Joey Ramone’s Swan Song

Written by George Tabb on . Posted in Miscellaneous, Posts.

When I got
an advance copy of Joey Ramone’s new CD a chill went down my spine. When
I saw the promo sheet that came with it, giving me the history of the Ramones
and of Joey, I quickly tore it up and threw it away. Who the fuck did they think
they were sending this to?

Of course,
on the top of the form letter it read, "Dear Editor," or some such
horseshit. Fuck them. I saw the band when they started. I saw them when they
ended. They were not some flavor-of-the-month band I was supposed to give a
written blowjob. Fuck. They were the Ramones. And this was Joey’s last
album. How dare they try to tell me the importance of a guy who changed my life
forever? Who cares if Spin just voted them the second-best band, ever?
Who cares that they’re getting into the Rock and Roll Hall of Shame? It
all means nothing to me. Or millions of other Ramones fans worldwide. We don’t
need the validation of the suck-ass music industry to tell us how important
the band was, because they certainly didn’t treat the Ramones like the
gods they were when they were around. And now that Joey’s dead, I hear
him singing on car commercials and being praised like John Lennon or something.
Fuck it all.

all gonna die in the end, and thank fuckin’ God Joey had one more album
in him.

And a good
one at that. Don’t Worry About Me is, well, for lack of a better
word, Ramones. Nothing less and so much more. It starts with a cover of "What
a Wonderful World" that begins with an over-the-top nod to the Sex Pistols’
"Pretty Vacant." Joey and company take the Louie Armstrong-stamped
tune to its pop-punk conclusion in a brilliant rendition recorded while the
late lead singer was already diagnosed with cancer. To hear him sing about "skies
of blue" truly tugs at your heart. Or at least mine.

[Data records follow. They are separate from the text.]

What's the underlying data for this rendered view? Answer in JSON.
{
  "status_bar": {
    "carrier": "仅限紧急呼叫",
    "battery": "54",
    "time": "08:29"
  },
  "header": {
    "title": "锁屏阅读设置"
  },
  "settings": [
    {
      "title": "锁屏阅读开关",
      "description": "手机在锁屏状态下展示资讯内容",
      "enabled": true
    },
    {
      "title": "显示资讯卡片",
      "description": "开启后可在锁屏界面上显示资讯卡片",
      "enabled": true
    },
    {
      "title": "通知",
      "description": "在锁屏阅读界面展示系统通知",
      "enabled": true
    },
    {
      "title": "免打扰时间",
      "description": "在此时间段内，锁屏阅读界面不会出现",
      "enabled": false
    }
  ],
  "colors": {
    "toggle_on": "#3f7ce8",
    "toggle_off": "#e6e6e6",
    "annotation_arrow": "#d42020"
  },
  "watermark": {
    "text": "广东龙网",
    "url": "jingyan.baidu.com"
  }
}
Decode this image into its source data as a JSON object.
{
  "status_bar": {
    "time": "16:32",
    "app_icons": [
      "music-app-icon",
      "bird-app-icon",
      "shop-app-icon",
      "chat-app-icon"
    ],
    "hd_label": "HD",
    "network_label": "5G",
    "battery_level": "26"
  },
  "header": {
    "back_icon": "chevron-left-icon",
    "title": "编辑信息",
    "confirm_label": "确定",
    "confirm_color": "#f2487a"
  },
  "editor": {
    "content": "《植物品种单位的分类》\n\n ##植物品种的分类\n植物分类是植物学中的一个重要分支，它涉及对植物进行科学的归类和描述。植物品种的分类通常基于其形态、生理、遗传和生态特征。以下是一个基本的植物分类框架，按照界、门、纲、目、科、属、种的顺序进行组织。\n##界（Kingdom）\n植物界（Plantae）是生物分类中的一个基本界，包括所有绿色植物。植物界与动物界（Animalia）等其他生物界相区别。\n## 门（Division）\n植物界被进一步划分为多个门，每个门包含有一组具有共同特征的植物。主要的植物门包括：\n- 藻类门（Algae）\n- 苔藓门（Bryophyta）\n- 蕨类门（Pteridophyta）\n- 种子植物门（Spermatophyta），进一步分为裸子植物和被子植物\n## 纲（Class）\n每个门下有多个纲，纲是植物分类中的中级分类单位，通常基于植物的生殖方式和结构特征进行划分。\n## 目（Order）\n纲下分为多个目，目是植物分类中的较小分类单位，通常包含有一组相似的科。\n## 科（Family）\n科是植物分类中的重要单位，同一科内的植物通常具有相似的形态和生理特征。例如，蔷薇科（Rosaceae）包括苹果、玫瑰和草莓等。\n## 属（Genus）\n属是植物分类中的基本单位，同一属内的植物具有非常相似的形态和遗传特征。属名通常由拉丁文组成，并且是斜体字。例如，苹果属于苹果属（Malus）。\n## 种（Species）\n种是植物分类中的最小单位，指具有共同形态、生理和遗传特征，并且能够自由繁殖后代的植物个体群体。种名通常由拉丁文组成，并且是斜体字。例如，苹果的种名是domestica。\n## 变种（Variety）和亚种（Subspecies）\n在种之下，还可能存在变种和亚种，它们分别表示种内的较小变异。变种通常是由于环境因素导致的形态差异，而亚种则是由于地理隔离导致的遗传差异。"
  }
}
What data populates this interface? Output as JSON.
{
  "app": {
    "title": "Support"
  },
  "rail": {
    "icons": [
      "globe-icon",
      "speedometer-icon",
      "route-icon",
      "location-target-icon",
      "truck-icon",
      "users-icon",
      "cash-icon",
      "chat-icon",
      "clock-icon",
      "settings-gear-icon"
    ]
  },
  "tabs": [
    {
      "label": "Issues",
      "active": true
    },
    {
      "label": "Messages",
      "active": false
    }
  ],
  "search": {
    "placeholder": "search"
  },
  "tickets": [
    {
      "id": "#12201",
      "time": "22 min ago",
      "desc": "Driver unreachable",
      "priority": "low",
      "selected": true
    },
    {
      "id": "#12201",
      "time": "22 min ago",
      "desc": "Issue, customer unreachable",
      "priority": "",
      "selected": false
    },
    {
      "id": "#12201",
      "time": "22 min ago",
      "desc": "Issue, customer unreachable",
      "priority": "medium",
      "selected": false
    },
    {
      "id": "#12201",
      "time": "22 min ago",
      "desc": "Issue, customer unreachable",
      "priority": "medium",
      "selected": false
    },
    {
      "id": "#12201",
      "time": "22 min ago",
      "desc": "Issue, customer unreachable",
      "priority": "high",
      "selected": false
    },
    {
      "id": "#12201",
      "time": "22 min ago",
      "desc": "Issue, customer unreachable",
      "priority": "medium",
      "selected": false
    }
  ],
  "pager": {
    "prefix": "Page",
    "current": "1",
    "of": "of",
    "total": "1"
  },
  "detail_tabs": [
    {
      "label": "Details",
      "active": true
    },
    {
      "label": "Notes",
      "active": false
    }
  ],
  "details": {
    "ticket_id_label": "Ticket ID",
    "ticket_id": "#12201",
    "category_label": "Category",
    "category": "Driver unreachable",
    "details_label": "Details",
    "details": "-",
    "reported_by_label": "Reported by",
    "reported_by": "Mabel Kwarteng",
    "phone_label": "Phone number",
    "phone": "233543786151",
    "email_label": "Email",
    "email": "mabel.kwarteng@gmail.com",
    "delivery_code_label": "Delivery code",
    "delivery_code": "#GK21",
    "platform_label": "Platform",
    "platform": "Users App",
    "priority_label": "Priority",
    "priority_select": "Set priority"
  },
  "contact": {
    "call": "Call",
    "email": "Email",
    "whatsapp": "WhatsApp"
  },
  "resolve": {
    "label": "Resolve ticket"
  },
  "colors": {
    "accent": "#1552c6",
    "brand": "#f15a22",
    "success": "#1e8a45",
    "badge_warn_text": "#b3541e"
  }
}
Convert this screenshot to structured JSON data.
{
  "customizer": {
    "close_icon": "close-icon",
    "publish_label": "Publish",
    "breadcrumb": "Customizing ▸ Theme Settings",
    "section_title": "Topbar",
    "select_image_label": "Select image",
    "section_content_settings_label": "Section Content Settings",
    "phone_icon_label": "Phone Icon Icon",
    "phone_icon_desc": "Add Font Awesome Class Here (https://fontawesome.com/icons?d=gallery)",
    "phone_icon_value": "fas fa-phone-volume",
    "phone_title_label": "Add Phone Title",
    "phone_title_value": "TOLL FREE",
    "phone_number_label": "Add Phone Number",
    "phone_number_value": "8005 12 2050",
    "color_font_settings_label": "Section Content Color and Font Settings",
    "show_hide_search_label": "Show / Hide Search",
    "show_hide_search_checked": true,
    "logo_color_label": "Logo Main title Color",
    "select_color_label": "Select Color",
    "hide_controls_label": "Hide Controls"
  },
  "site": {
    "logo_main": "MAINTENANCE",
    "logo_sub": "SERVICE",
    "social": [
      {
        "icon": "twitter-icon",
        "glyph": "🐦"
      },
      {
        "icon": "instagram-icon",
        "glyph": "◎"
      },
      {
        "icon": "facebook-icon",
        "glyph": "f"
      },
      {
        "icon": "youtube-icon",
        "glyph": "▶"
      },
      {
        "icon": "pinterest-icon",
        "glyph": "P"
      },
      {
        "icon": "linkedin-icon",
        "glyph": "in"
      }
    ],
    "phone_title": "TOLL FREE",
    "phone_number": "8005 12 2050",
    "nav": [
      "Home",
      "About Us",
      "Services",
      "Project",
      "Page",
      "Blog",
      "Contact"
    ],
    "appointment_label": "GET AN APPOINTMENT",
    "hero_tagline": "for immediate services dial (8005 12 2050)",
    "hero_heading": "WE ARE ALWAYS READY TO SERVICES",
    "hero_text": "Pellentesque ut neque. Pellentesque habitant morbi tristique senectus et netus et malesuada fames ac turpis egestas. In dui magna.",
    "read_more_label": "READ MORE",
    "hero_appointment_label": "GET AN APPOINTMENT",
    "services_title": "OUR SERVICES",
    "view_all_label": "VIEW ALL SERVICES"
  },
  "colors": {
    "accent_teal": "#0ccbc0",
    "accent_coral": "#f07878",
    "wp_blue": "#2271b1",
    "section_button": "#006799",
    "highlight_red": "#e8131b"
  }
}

Thinking About It" is like any Ramones song off one of their later albums.
Actually, it may as well be. With the exception of C.J., it seems Joey’s
band and the studio Ramones are the same. And with production here by longtime
Ramones producer Daniel Rey, why should it sound any different? "Mr. Punchy,"
with a "La-la-la-la, whoo-hooo!" chorus, is more of the same, as is
"Like a Drug I Never Did Before." Not the greatest, but certainly
miles above anything Blink-182 or Sum 41 or any of those other new so-called
punk bands could ever do.

When Joey sings
in true Ramones fashion about how he has the hots for Maria Bartiromo, the "Money
Honey," and wonders how his investments like Yahoo, Intel, AOL and Amazon
are doing, it’s midlife punk rock at its best. "Spirit in My House"
sounds like a track from Animal Boy. "Venting" is perhaps my
favorite song on this album. Singing along to a very kickass guitar riff, Joey
complains about "a sick fucking world" and begins the tune with, "Just
blow up your school and have a nice day." In a way, it’s very ironic.
The Ramones’ big break came when they in fact did blow up a high school
in a movie. Now Mr. Ramone questions what kind of world we live in when these
things happen for real. Brilliant.

An almost acoustic
song, "Searching for Something," has that "I Want You Around"
feel to it, but with lyrics much more insightful that come with age and wisdom.
Here Joey sings about Suzy, who used to be a headbanger, but who has moved to
Rochester, where she enjoys the fresh air and the great outdoors. In the chorus
of the song Joey sings about visiting her: "I felt like a million dollars–something
money just can’t bring." Again, remember Joey already had cancer when
he wrote this.

"I Got
Knocked Down (But I’ll Get Up)" will knock you down. And I
doubt you’ll be getting up anytime in the near future. Joey sings over
and over, "Sittin’ in a hospital bed, I want my life." Visions
of him in that hospital bed have been the subject of many recent nightmares,
and this song certainly doesn’t help. You can hear the desperation in his
voice. There’s "1969," a cover of the infamous Iggy Pop song.
I believe the same version already appeared on an AIDS compilation a couple
of years back, but it’s great to hear it again. Joey Ramone has always
been great with covers.

Last is the
title song. Of course, with the world the way it is, and the way life just seems
to work out, this is probably going to be Joey Ramone’s biggest hit. Ever.
The song is perfect. Kickass chords that will haunt you forever, a title that
makes you want to cry and lyrics that take you by surprise. Funny how easy it
is to forget that Weezer and Nirvana and zillions of others really just copied
this guy and his band. Anyway, fully expecting the lyrics to finish crushing
my soul, I held my breath as I listened to this song for the first time. But
instead of Joey singing about how we’re all gonna miss him, it turns out
he’s singing about some psycho ex-girlfriend who is suicidal and all, and
how he has to say bye-bye. Quite a surprise. Instead of walking away from this
album with my guts strewn about, I danced away with a smile. And with that smile
came a laugh. Joey pulled a fast one.